Risk avoidance vs Risk spreading

By now there is every chance that you have heard of credit default swaps, the instruments at the heart of the financial crisis of a year and a bit ago. Unless you are like me and the Tamil movie scene, that is – surely I must be the only Tamil in the world who hadn’t heard of Asin (for non Indian readers, this lady seems to be the Tamil equivalent of Zhang Ziyi/ J Lo (?) ). So I can’t say that there you cannot, but, have heard of that silly acronym CDS.

All derivatives, like credit default swaps, spread risk around; they don’t reduce or eliminate it. Most derivatives are fiendishly complicated, so much so that the most simple and basic derivative, which would surely tax the intellectual powers of the aforementioned Asin, is called “plain vanilla” by the geeks. But all they do, for their incredible complexity is play pass the parcel – they simply pass the risk to somebody else. Or chop it into individual bits and toss the bits around. Or find all sorts of devilish ways to spread it. But its all just a form of pass the parcel.

There isn’t enough done to avoid or mitigate the original risk in the first place. The analogy is one of taking a fire insurance in your house, feeling very safe and secure and then stuffing it with propane and smoking next to it. What about fire avoidance; what about fire fighting equipment; what about safety measures; what about fire alarms ……

Derivatives bring a false sense of security to the people who take the risk in the first place. Just because they have passed the risk around, they feel safe. And since the original transaction has been decoupled from the derivative, the focus of risk avoidance on the original transaction seems to fall. Therein lies the great danger. Risk has actually increased because of a false sense of security of having passed it somewhere else. The risk has not gone away, its just floating in bits and bobs all over and if it bursts, its effect overall would be almost the same as if it hadn’t been spread around.

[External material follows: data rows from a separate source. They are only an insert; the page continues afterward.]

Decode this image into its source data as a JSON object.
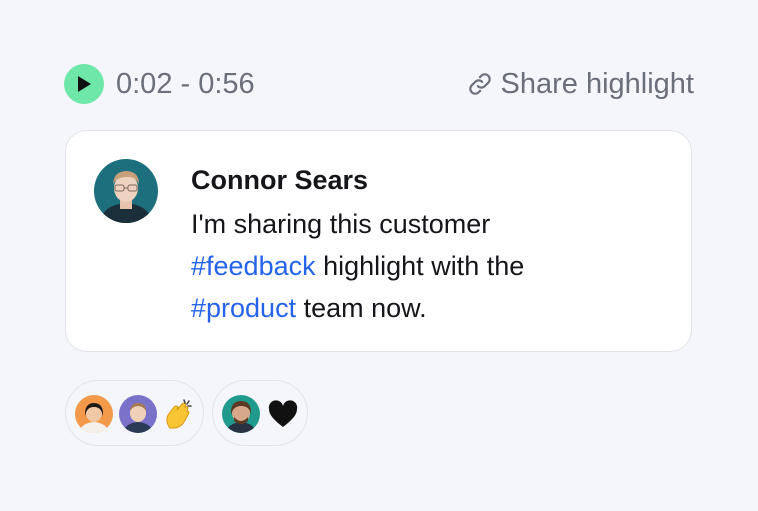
{
  "player": {
    "time_range": "0:02 - 0:56",
    "share_label": "Share highlight"
  },
  "comment": {
    "author": "Connor Sears",
    "line1": "I'm sharing this customer",
    "hashtag1": "#feedback",
    "line2_rest": " highlight with the",
    "hashtag2": "#product",
    "line3_rest": " team now."
  },
  "reactions": [
    {
      "emoji": "clapping-hands-icon",
      "users": 2
    },
    {
      "emoji": "heart-icon",
      "users": 1
    }
  ],
  "colors": {
    "background": "#f5f6fb",
    "play_button": "#6ee7a8",
    "hashtag": "#2563eb",
    "muted_text": "#6b6f7b"
  }
}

Having spread the risk, you are tempted to take more risks, on the security of being able to pass that around too. This creates a domino effect and the total risk in the system exponentially increases. Under normal circumstances , this doesn’t matter – some punter wins and some other loses. But if a tsunami starts, it becomes a massive destructive force that can almost destroy nations, as the crisis in 2008 demonstrated. Little wonder that the inimitable Warren Buffet called derivatives as weapons of mass destruction some years ago.

It’s a little bit like this. Lets assume the fabulous Asin decides to produce and star in a new movie – lets call it “Gilsa Zenova” – just for illustrative purposes, OK ? There’s a high probability that the movie will flop and that the two featured gentlemen will write a review in their blog praising her beauty but panning the movie. So what does the lady do ? She goes out and buys an Movie Flop Swap – a derivative that says RamMmm, Ravi, Kiwibloke and such other wealthy punters shall pay her $1m if the movie flops (added bonus; she’ll have dinner with these three before they write the cheque). Now that the damsel is safe (at least monetarily), it does not mean that she should not make some attempt at getting a decent story, some attempt at getting a passable hero (a slimmer version of Vijay, I am told, will fit the bill), put a little vigour in the dance, a little more speed in running around the tree, a little more rouge on the cheek, bat the eyelids a few more times, perhaps shed a few pounds despite the fondness for buxomness ……….

Get the picture (pun fully intended) ?